We’ve long since moved past the point where celebrities dressed for themselves, and expressed a kind of kooky personal style, for awards shows. Now that almost every A-lister is the face of a brand or has a collaboration to promote, gaming the red carpet has become a less and less thrilling exercise, and the swan-dress moments are few and far between. But fashion’s creeping dullness, its risk aversion, and its preference for the blandly tasteful over the statement-making have never been thrown into such high relief as at last night’s Met gala.
That’s because, unlike previous years’ broad themes, like Punk or Tech, where celebrities could opt out or meet the concept halfway — say, with a robot arm — this year’s centered around a designer who stands in opposition to everything fashion has become. Rei Kawakubo’s work refuses to make its wearer merely ornamental. A woman in Comme des Garçons can’t be a designer’s arm candy — she takes up space and forces everyone to reckon with her.
Kawakubo has taken aim at our obsession with contouring the perfect body by inserting lumps and bumps into clothes, turned dresses into straitjackets, and covered gowns in fake blood. Even the exhibition, with a set designed by Kawakubo herself, strays from the typical “fashion exhibit” protocol — the setup is nonlinear, allowing the visitor to wander freely, and there is no wall text to explain or comfort the viewer when faced with these unusual fashions. Comme des Garçons isn’t easy, commercial, “wearable,” or any of the things fashion is supposed to be right now.

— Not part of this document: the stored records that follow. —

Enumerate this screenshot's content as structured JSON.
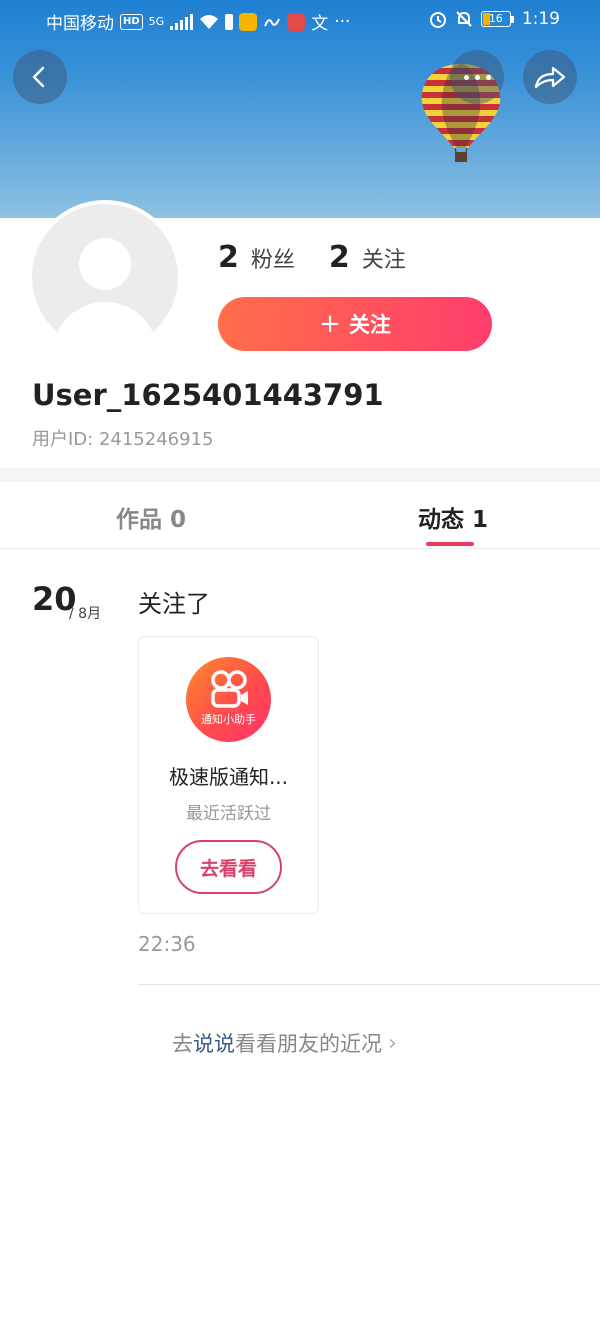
{
  "status_bar": {
    "carrier": "中国移动",
    "hd": "HD",
    "network": "5G",
    "battery_level": "16",
    "time": "1:19"
  },
  "header": {
    "back_icon": "back-arrow-icon",
    "more_icon": "more-dots-icon",
    "share_icon": "share-arrow-icon"
  },
  "profile": {
    "followers_count": "2",
    "followers_label": "粉丝",
    "following_count": "2",
    "following_label": "关注",
    "follow_button_plus": "+",
    "follow_button_label": "关注",
    "username": "User_1625401443791",
    "user_id": "用户ID: 2415246915"
  },
  "tabs": [
    {
      "label": "作品 0",
      "active": false
    },
    {
      "label": "动态 1",
      "active": true
    }
  ],
  "feed": {
    "date_day": "20",
    "date_month": "/ 8月",
    "action": "关注了",
    "card": {
      "logo_text": "通知小助手",
      "title": "极速版通知...",
      "subtitle": "最近活跃过",
      "button_label": "去看看"
    },
    "time": "22:36"
  },
  "bottom_link": {
    "prefix": "去",
    "highlight": "说说",
    "suffix": "看看朋友的近况"
  },
  "colors": {
    "accent": "#ea3a5f",
    "follow_gradient_start": "#ff6e4a",
    "follow_gradient_end": "#ff3d6c",
    "banner_sky": "#3a92d8"
  }
}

And that’s why the few people who really succeeded last night were those wearing bona fide Comme des Garçons, not another designer’s approximation. (To be fair, anyone trying to copy Kawakubo was bound for disaster.) Rihanna, who wore a look from the 18th-Century Punk collection from fall 2016, was widely named best dressed of the night because, as someone put it on Twitter, she did her homework. She and her stylist, Mel Ottenberg, strove to understand what Rei was about and to pay her homage. (Much as she did with her Guo Pei look at the 2015 gala.) The rapturous response to Rih’s look shows how starved people are for fashion that isn’t “safe.” And Caroline Kennedy, in a mile-wide, arm-constricting design that People magazine called a “floral sphere,” was another standout. (Her look came from the same collection as Rihanna’s.) But most of the looks revealed not just designers’ lack of understanding of Kawakubo’s work, but the way in which her genius threatens their status quo.